The story focuses on how Donovan bartered for the release of both Powers and an economics student studying in Germany, Frederic Pryor. The East German police arrested Pryor in 1961 because they misinterpreted his economics dissertation for a spy report.
But while it is true Donovan helped secure the release of two men in 1963, by swapping Russian spy Abel, there was a third man that Donovan was after, as well: Marvin Makinen, an Ashburnham, Mass. college student who actually was a real spy arrested and jailed in the Soviet Union.
Makinen, a chemistry student in Berlin, might seem an unlikely spy. But he was part of a large group of students and tourists recruited by the CIA to spy on the Soviet Union – sometimes with troubling outcomes.
In one famous case from 1960, Mark Kaminsky of Michigan and Harvey Bennett of Bath, Me. were arrested while traveling in Russia. The two men had photographs of Russian military sites and notes about them in their possession. Their explanation, that Kaminsky was writing a book about the buildup of the Russian military, didn’t satisfy the Soviets and they were jailed.
Back home in the United States, their stories seemed equally shaky. The two men had served in the Air Force together. Their travels to the Soviet Union were paid for by grants of $2,000 from the Northcraft Educational Fund. But there was no record of the fund as an actual foundation, and a lawyer who represented it would not explain who was behind it or why it paid for the research.
Though both Bennett and Kaminsky were eventually returned to the United States, skeptics believed the Educational Fund was simply a front for the CIA, used as part of its covert program of infiltrating the Soviet Union with spies traveling under the guise of tourists. Or, as in Makinen’s case, students.
Makinen has explained that he did undertake the mission to spy on the Soviets by taking photographs of military installations while traveling in Russia as a student, but he was a poorly prepared spy. If he was caught, the CIA had told him, he should simply do his best to try to slip out of trouble.
Arrested as a spy inn 1961, Makinen was in prison at the time Donovan was attempting to free Powers in 1963, depicted in the film Bridge of Spies. But while the movie talks about Pryor being the unlikely prisoner freed along with Powers, Makinen was actually the one that got away.
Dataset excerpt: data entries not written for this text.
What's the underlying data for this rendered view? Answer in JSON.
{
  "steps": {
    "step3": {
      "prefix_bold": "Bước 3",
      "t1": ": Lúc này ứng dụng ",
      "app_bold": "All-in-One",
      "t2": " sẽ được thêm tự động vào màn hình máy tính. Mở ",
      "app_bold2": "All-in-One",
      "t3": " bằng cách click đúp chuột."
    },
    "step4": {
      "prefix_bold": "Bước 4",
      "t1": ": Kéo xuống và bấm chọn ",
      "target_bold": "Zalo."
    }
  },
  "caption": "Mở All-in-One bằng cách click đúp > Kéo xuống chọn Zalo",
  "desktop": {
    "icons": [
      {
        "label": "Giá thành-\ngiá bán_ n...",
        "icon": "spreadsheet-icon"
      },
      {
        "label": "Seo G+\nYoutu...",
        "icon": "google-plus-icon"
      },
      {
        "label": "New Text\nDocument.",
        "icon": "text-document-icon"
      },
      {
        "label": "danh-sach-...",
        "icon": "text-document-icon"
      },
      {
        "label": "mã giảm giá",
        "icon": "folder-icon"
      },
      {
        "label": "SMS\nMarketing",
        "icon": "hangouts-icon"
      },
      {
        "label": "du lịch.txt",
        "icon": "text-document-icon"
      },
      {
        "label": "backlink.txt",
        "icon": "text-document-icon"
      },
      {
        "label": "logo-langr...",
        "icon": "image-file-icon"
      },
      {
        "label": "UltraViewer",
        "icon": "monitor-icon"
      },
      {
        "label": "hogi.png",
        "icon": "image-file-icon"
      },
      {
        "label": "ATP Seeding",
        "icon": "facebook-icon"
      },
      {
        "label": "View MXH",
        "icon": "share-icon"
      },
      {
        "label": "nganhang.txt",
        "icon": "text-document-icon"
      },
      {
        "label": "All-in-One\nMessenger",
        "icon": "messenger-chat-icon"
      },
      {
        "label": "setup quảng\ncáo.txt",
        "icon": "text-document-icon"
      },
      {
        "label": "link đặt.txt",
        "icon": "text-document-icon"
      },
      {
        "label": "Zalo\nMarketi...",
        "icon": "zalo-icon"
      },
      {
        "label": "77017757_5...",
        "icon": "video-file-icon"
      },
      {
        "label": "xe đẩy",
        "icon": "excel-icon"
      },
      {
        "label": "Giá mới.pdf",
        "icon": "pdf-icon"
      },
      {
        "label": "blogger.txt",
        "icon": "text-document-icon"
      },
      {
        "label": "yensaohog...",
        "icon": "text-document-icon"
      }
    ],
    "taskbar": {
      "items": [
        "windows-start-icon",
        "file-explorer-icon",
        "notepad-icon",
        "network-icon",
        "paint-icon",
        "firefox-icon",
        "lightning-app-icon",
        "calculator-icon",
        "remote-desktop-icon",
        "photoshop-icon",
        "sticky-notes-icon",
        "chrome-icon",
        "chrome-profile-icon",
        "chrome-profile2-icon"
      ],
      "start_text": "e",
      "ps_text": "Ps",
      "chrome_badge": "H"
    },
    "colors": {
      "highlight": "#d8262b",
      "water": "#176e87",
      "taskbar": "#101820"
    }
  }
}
Over a ten day stretch of negotiations, Donovan pushed to get all three men released in exchange for Abel, the Russian colonel who had siphoned military secrets out of the United States for nine years. One day Makinen was in the mix, the next Pryor and the next Powers, Donovan would recall of the negotiations.
In the end, it was Pryor and Powers who were exchanged for Abel. Makinen would have to wait until later in 1963 for his release in a separate swap.
Makinen and Pryor have both gone on to have a successful career as a college professors and researchers.